U.S. official tapped as top IMF deputy
The new chief of the International Monetary Fund has appointed a senior White House official to be her top deputy.
Christine Lagarde on Tuesday selected David Lipton to be the first deputy managing director. Mr. Lipton, 57, currently is senior director for international economic affairs in the National Security Council.
The appointment continues the practice of having an American in the No. 2 position, along with a European in the top spot.
Miss Lagarde also appointed Min Zhu, a former deputy governor of China's central bank, to the position of deputy managing director. The appointment is intended to appease developing countries, which have long pushed for a greater voice at the international lending organization.
Job openings flat in May, a sign of slow hiring
It's shaping up to be a long, tough summer for job seekers: The number of job postings didn't increase in May, the latest sign that hiring is unlikely to pick up anytime soon.
Employers advertised nearly 3 million job openings, the Labor Department said Tuesday. That is the same amount as in April and down from 3.1 million in March.
May's figure is higher than the 2.1 million job openings posted in July 2009, one month after the recession ended and the lowest total since the government began recording the data a decade ago. But it is also significantly below the 4.4 million openings recorded in December 2007, when the recession began.
There's heavy competition for each opening. In May, nearly 14 million people were out of work. So, roughly 4.7 unemployed people, on average, competed for each available job. In a healthy economy, the ratio is about 2 to 1.
The report, known as the Job Openings and Labor Turnover survey, doesn't include temporary or contract positions.
More stimulus debated as economy weakens
Federal Reserve officials at their last meeting expressed concerns that the weakening job market might hold back the recovery. But members were divided over whether the Fed should take additional steps to help the economy.
In June, the Fed agreed to end on schedule its program to boost the economy through the purchase of $600 billion in Treasury bonds.
Some members said the Fed should consider new stimulus measures if growth failed to pick up enough to "meaningfully" reduce the employment rate, according to minutes of the Fed's June 21-22 meeting released Tuesday.
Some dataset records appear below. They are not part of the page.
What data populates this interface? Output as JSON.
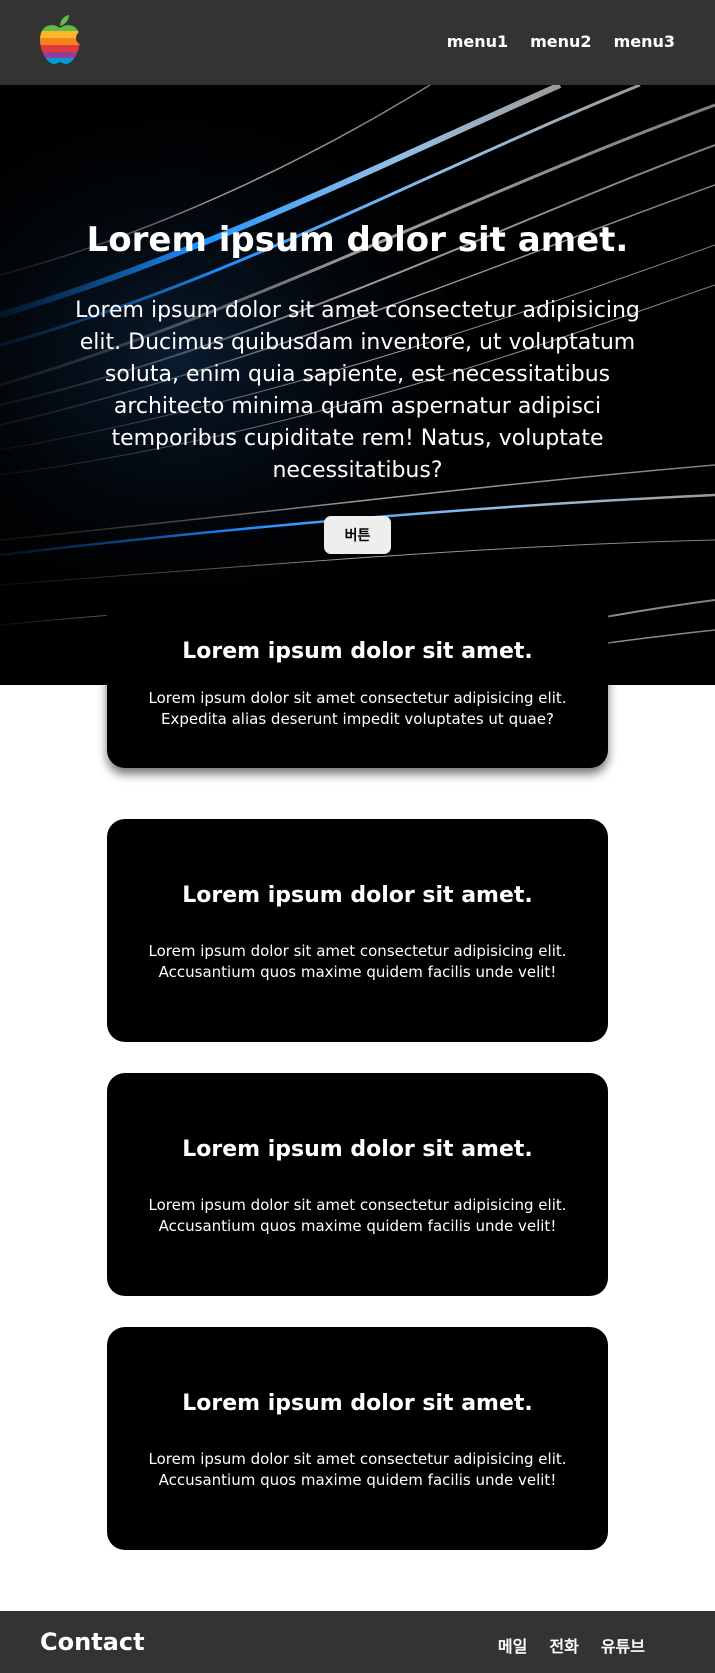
{
  "header": {
    "logo_icon": "rainbow-apple-logo",
    "nav": [
      {
        "label": "menu1"
      },
      {
        "label": "menu2"
      },
      {
        "label": "menu3"
      }
    ]
  },
  "hero": {
    "title": "Lorem ipsum dolor sit amet.",
    "text": "Lorem ipsum dolor sit amet consectetur adipisicing elit. Ducimus quibusdam inventore, ut voluptatum soluta, enim quia sapiente, est necessitatibus architecto minima quam aspernatur adipisci temporibus cupiditate rem! Natus, voluptate necessitatibus?",
    "button_label": "버튼"
  },
  "cards": [
    {
      "title": "Lorem ipsum dolor sit amet.",
      "text": "Lorem ipsum dolor sit amet consectetur adipisicing elit. Expedita alias deserunt impedit voluptates ut quae?"
    },
    {
      "title": "Lorem ipsum dolor sit amet.",
      "text": "Lorem ipsum dolor sit amet consectetur adipisicing elit. Accusantium quos maxime quidem facilis unde velit!"
    },
    {
      "title": "Lorem ipsum dolor sit amet.",
      "text": "Lorem ipsum dolor sit amet consectetur adipisicing elit. Accusantium quos maxime quidem facilis unde velit!"
    },
    {
      "title": "Lorem ipsum dolor sit amet.",
      "text": "Lorem ipsum dolor sit amet consectetur adipisicing elit. Accusantium quos maxime quidem facilis unde velit!"
    }
  ],
  "footer": {
    "title": "Contact",
    "links": [
      {
        "label": "메일"
      },
      {
        "label": "전화"
      },
      {
        "label": "유튜브"
      }
    ]
  },
  "colors": {
    "header_bg": "#333333",
    "hero_bg": "#000000",
    "card_bg": "#000000",
    "button_bg": "#eeeeee",
    "light_streak": "#1e90ff"
  }
}
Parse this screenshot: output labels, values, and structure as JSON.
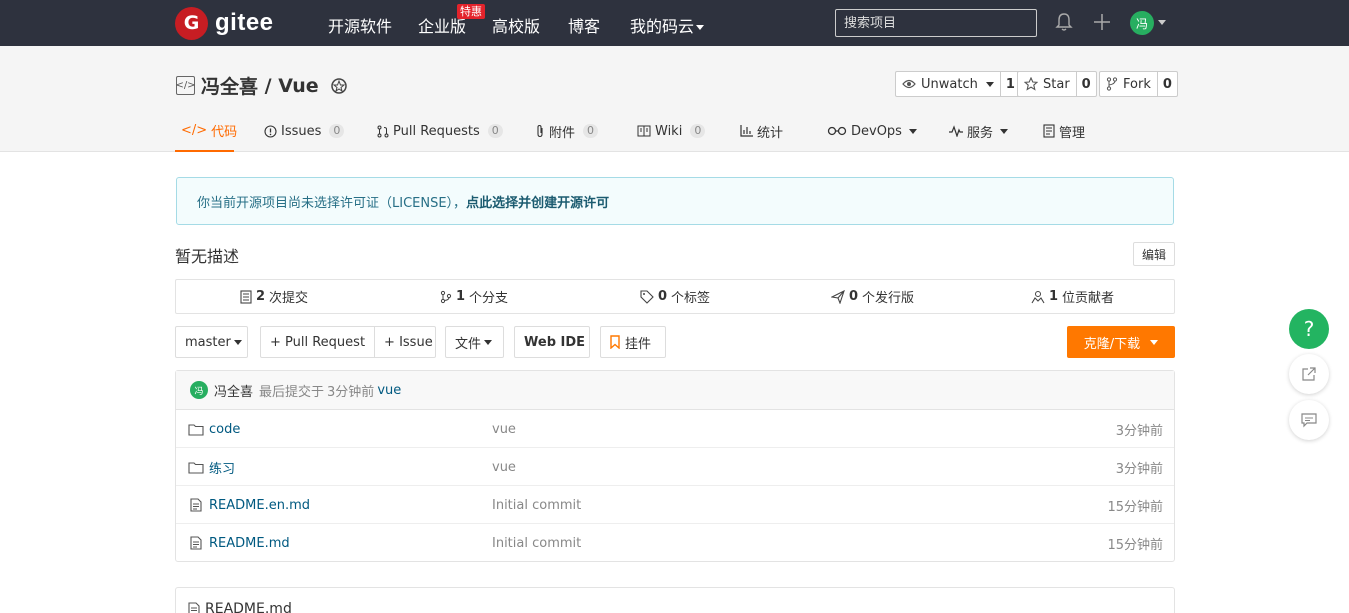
{
  "topnav": {
    "logo_letter": "G",
    "logo_text": "gitee",
    "links": [
      "开源软件",
      "企业版",
      "高校版",
      "博客",
      "我的码云"
    ],
    "hot_badge": "特惠",
    "search_placeholder": "搜索项目",
    "avatar_text": "冯"
  },
  "project": {
    "owner": "冯全喜",
    "separator": " / ",
    "name": "Vue",
    "watch": {
      "label": "Unwatch",
      "count": "1"
    },
    "star": {
      "label": "Star",
      "count": "0"
    },
    "fork": {
      "label": "Fork",
      "count": "0"
    }
  },
  "tabs": [
    {
      "label": "代码",
      "count": ""
    },
    {
      "label": "Issues",
      "count": "0"
    },
    {
      "label": "Pull Requests",
      "count": "0"
    },
    {
      "label": "附件",
      "count": "0"
    },
    {
      "label": "Wiki",
      "count": "0"
    },
    {
      "label": "统计",
      "count": ""
    },
    {
      "label": "DevOps",
      "count": ""
    },
    {
      "label": "服务",
      "count": ""
    },
    {
      "label": "管理",
      "count": ""
    }
  ],
  "notice": {
    "text": "你当前开源项目尚未选择许可证（LICENSE），",
    "link": "点此选择并创建开源许可"
  },
  "description": "暂无描述",
  "edit_label": "编辑",
  "stats": [
    {
      "count": "2",
      "label": "次提交"
    },
    {
      "count": "1",
      "label": "个分支"
    },
    {
      "count": "0",
      "label": "个标签"
    },
    {
      "count": "0",
      "label": "个发行版"
    },
    {
      "count": "1",
      "label": "位贡献者"
    }
  ],
  "toolbar": {
    "branch": "master",
    "pull_request": "+ Pull Request",
    "issue": "+ Issue",
    "file": "文件",
    "web_ide": "Web IDE",
    "widget": "挂件",
    "clone": "克隆/下载"
  },
  "last_commit": {
    "avatar": "冯",
    "author": "冯全喜",
    "text": "最后提交于",
    "time": "3分钟前",
    "message": "vue"
  },
  "files": [
    {
      "name": "code",
      "type": "folder",
      "message": "vue",
      "time": "3分钟前"
    },
    {
      "name": "练习",
      "type": "folder",
      "message": "vue",
      "time": "3分钟前"
    },
    {
      "name": "README.en.md",
      "type": "file",
      "message": "Initial commit",
      "time": "15分钟前"
    },
    {
      "name": "README.md",
      "type": "file",
      "message": "Initial commit",
      "time": "15分钟前"
    }
  ],
  "readme_title": "README.md",
  "float_help": "?"
}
Others expressed concerns about inflation and said the central bank would need to take steps to begin removing its low-interest rate policies "sooner than currently anticipated."
The minutes highlighted a division at the Fed between those officials who are most worried that the economy is growing too slowly, including Fed Chairman Ben S. Bernanke, and some regional bank presidents who are concerned that the Fed's policies will lead to high inflation.
Agency: 100,000 preparers don't follow new rules
The Internal Revenue Service says 100,000 paid tax preparers who worked on 2011 returns did not follow new rules requiring them to register with the agency.
The IRS launched an initiative last year to better police a largely unregulated industry used by most taxpayers. All paid tax preparers must get an identification number from the IRS and provide it on returns they prepare. They will eventually have to pass a competency exam and get annual training.
The agency said it is sending letters to 100,000 preparers who signed 2011 returns but did not provide proper identification numbers.
Some 712,000 tax preparers have registered so far. The rules do not apply to certified public accountants, lawyers or enrolled agents because they already are regulated through their professions.
Country's bond rating cut to junk
BRUSSELS — Moody's Investors Service says it has downgraded Ireland's government bond ratings to junk because of a growing risk the highly indebted country will need a second bailout in which private investors will be hurt.
The rating agency cut Ireland's rating by one notch to "Ba1" from "Baa3" and kept a negative outlook. The downgrade follows a similar move on Portugal's debt last week.
The European Commission, the EU's executive that oversees Ireland's exiting bailout, immediately criticized the downgrade, saying "it contrasts very much with the recent data, which support a return to GDP growth this year, and the determined implementation of the [bailout] program by the Irish government."
The downgrade comes as concern over the eurozone debt crisis reached a new high this week.
From wire dispatches and staff reports